** RECORDS FOR THIS TASK follows **
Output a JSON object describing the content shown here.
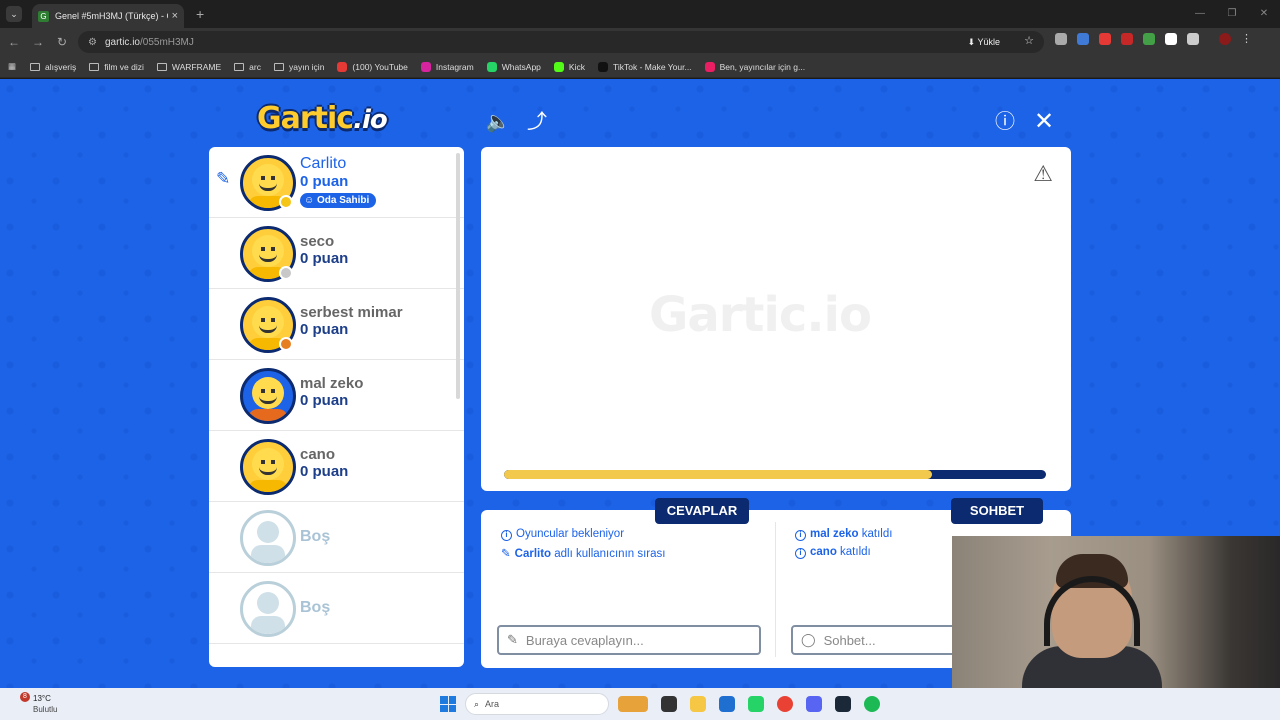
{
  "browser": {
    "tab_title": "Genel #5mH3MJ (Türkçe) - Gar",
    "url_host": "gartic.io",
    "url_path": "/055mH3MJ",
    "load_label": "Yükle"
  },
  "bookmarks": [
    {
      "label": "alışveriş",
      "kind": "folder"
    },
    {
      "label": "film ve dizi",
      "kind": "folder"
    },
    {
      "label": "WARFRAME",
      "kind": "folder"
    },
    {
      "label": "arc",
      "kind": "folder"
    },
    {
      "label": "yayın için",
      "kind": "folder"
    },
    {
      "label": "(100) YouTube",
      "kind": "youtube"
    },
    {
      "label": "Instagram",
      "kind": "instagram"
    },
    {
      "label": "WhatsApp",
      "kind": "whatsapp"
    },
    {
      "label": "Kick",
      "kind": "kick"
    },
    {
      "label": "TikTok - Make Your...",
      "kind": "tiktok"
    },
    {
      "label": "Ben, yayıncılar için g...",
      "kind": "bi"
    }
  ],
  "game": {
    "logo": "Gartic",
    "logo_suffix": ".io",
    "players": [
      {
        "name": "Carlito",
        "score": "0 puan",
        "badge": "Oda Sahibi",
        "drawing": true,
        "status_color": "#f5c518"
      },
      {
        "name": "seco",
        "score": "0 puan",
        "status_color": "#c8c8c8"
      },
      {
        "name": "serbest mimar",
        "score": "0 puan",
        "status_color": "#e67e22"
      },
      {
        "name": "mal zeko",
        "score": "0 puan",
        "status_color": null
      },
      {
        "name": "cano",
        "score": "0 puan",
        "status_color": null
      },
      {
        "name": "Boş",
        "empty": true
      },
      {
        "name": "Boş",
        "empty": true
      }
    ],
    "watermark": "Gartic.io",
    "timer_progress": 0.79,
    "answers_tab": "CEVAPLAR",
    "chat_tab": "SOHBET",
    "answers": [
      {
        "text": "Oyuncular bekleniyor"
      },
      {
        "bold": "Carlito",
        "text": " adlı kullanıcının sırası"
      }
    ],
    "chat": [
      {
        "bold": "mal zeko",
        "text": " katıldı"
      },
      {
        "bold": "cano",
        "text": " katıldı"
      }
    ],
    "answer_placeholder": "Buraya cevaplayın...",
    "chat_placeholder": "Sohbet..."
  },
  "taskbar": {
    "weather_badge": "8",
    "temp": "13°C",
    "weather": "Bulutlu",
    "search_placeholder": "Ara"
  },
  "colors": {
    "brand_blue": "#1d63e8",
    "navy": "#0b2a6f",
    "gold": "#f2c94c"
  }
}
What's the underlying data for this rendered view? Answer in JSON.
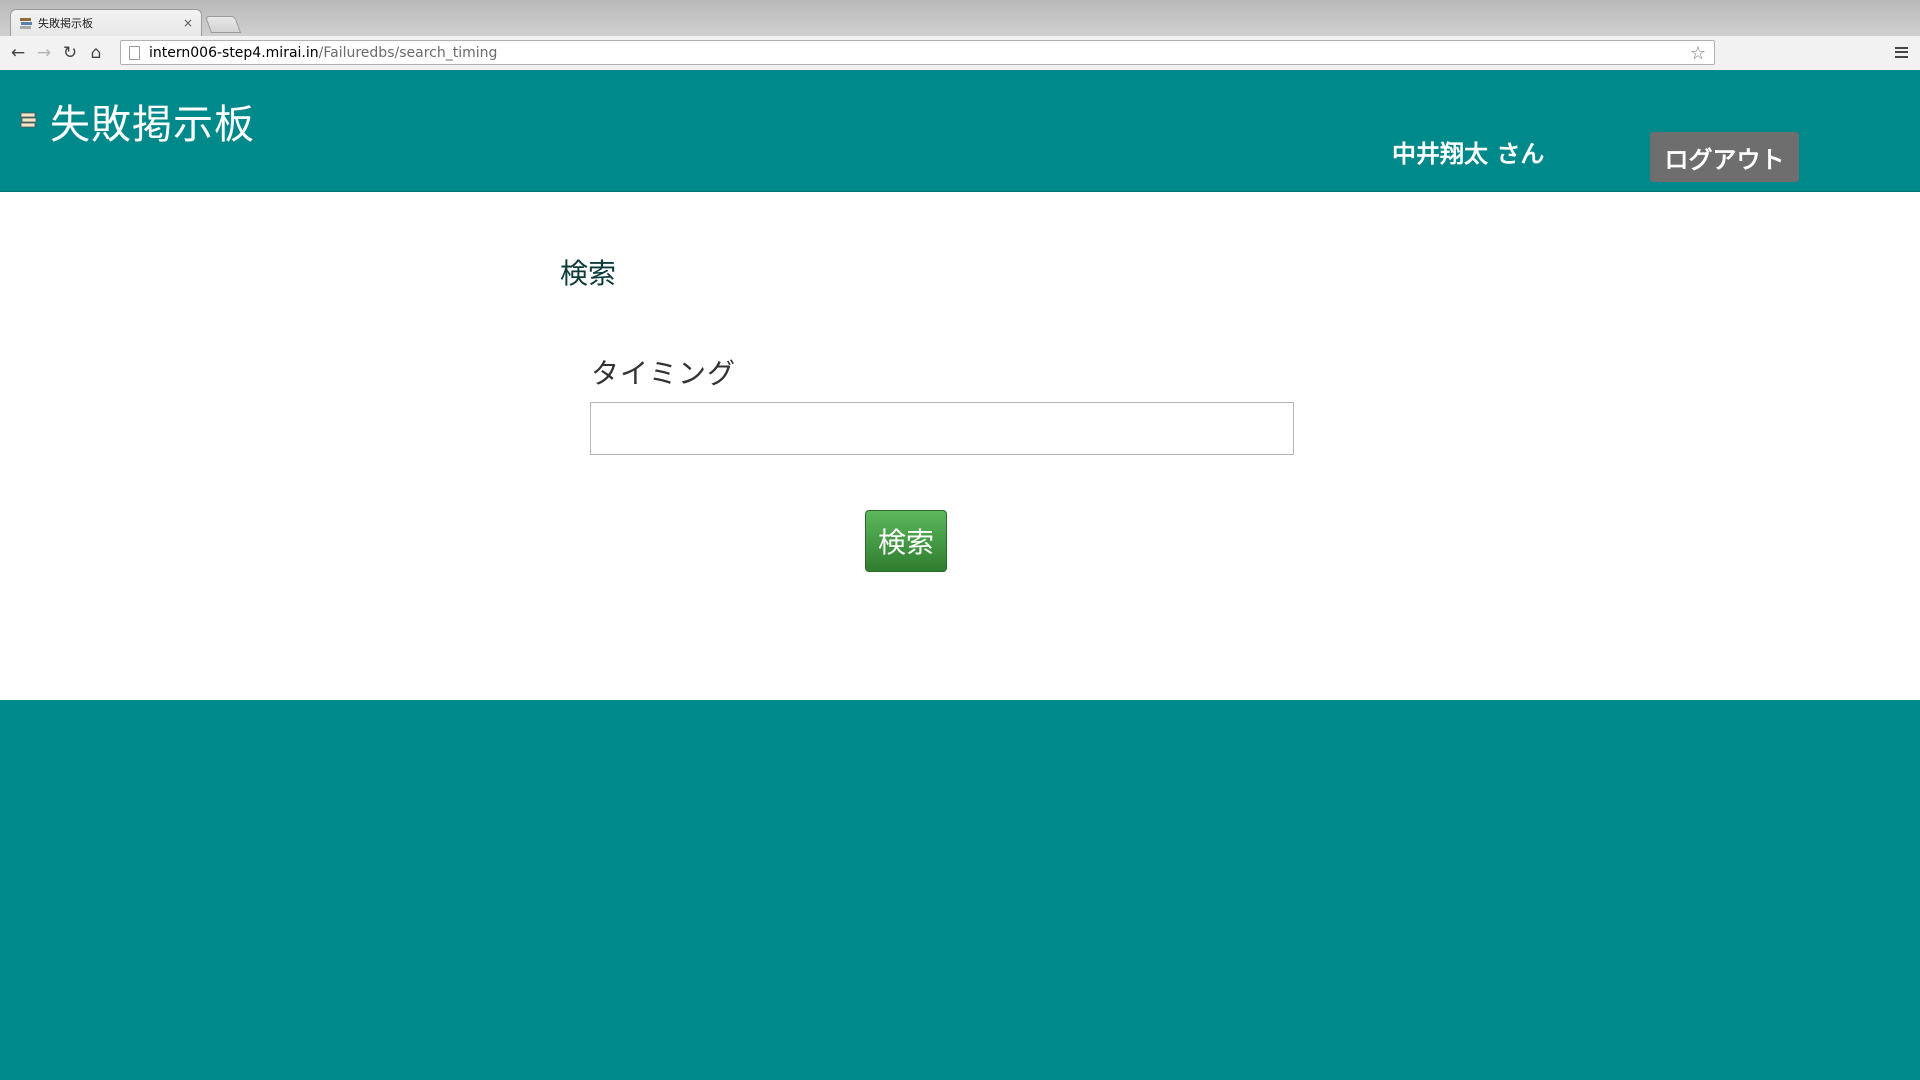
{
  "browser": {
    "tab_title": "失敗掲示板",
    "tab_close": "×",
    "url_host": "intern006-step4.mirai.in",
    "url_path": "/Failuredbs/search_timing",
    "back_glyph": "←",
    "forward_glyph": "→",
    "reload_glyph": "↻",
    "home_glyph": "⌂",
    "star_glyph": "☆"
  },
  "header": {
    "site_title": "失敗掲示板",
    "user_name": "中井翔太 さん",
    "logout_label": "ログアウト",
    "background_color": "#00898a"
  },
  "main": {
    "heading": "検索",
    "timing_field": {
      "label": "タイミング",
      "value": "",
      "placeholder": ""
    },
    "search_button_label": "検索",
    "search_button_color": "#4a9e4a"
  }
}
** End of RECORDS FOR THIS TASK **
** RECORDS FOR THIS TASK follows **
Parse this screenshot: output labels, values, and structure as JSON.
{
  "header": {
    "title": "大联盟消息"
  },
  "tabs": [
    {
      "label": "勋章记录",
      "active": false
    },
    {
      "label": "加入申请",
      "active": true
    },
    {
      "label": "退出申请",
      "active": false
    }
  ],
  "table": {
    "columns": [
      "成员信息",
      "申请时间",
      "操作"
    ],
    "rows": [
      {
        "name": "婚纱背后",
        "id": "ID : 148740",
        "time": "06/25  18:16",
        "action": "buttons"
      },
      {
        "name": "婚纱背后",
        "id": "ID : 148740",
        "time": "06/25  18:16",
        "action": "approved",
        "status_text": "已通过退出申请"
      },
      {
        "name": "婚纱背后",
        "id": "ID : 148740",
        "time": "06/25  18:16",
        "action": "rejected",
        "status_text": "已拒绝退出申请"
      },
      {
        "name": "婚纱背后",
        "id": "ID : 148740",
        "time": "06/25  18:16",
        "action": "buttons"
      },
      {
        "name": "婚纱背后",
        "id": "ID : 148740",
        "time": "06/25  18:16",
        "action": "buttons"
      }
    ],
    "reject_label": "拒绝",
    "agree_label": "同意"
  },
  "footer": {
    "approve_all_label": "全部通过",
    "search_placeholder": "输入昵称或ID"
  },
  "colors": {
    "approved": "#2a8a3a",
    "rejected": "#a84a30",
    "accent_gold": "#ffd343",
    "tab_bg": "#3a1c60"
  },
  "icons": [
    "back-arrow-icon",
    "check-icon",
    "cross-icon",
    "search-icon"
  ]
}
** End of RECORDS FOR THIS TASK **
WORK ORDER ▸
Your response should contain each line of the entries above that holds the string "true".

WRITTEN SOLUTION ▸
        "drawing": true,
        "empty": true
        "empty": true
      "active": true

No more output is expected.